Find out more about the Kindle Personal Document Service.

Outbreak of Enterobacter cloacae Related to Understaffing, Overcrowding, and Poor Hygiene Practices
Available formats
×

Save article to Dropbox

To save this article to your Dropbox account, please select one or more formats and confirm that you agree to abide by our usage policies. If this is the first time you used this feature, you will be asked to authorise Cambridge Core to connect with your Dropbox account. Find out more about saving content to Dropbox.

Outbreak of Enterobacter cloacae Related to Understaffing, Overcrowding, and Poor Hygiene Practices
Available formats
×

Save article to Google Drive

To save this article to your Google Drive account, please select one or more formats and confirm that you agree to abide by our usage policies. If this is the first time you used this feature, you will be asked to authorise Cambridge Core to connect with your Google Drive account.
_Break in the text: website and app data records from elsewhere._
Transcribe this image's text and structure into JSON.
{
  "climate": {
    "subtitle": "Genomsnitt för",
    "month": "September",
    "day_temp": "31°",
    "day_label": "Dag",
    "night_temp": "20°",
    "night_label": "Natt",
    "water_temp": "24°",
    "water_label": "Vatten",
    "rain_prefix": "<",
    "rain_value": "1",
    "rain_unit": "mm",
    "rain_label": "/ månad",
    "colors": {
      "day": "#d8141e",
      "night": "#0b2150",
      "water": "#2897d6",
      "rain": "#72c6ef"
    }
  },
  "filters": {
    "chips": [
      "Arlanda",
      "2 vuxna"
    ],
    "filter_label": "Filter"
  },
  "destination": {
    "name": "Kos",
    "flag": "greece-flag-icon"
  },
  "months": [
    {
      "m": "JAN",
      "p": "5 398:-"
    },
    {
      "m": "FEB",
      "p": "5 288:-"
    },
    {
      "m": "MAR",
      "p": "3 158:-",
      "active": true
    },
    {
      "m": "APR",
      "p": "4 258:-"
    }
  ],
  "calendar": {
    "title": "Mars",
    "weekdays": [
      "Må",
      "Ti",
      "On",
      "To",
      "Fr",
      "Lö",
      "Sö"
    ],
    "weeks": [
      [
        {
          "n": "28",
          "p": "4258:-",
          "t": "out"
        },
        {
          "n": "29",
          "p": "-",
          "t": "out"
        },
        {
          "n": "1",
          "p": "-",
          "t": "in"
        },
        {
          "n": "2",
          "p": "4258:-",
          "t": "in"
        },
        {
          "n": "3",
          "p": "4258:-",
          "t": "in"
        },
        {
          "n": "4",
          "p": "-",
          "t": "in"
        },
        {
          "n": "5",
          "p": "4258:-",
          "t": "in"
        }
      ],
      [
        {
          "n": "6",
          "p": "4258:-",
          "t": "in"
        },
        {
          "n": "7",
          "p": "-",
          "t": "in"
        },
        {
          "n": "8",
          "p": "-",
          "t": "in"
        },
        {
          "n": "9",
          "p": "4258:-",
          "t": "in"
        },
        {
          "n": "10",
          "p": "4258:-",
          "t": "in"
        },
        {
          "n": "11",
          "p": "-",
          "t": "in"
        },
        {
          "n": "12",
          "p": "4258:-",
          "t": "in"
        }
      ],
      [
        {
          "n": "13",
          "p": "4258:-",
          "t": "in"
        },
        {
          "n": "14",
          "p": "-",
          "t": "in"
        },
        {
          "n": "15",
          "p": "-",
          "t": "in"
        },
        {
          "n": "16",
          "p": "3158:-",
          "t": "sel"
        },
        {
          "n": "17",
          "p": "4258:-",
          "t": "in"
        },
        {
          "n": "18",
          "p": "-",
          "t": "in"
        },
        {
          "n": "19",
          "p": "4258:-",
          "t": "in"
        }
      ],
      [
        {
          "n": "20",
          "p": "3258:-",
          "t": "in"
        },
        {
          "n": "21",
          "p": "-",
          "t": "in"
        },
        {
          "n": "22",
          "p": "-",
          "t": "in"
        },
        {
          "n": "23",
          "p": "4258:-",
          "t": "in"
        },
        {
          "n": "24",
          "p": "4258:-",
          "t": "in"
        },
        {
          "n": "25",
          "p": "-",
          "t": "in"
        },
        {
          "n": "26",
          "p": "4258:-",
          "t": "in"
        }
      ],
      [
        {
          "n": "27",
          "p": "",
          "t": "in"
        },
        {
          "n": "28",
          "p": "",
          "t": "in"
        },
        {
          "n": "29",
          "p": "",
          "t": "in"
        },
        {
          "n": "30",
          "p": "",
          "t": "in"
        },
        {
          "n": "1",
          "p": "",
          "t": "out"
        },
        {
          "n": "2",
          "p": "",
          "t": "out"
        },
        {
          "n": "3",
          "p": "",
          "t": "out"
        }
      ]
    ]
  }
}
Find out more about saving content to Google Drive.

Outbreak of Enterobacter cloacae Related to Understaffing, Overcrowding, and Poor Hygiene Practices
Available formats
×
×

Reply to: Submit a response

Please enter your response.

Your details

Please enter a valid email address.

Conflicting interests

Do you have any conflicting interests? *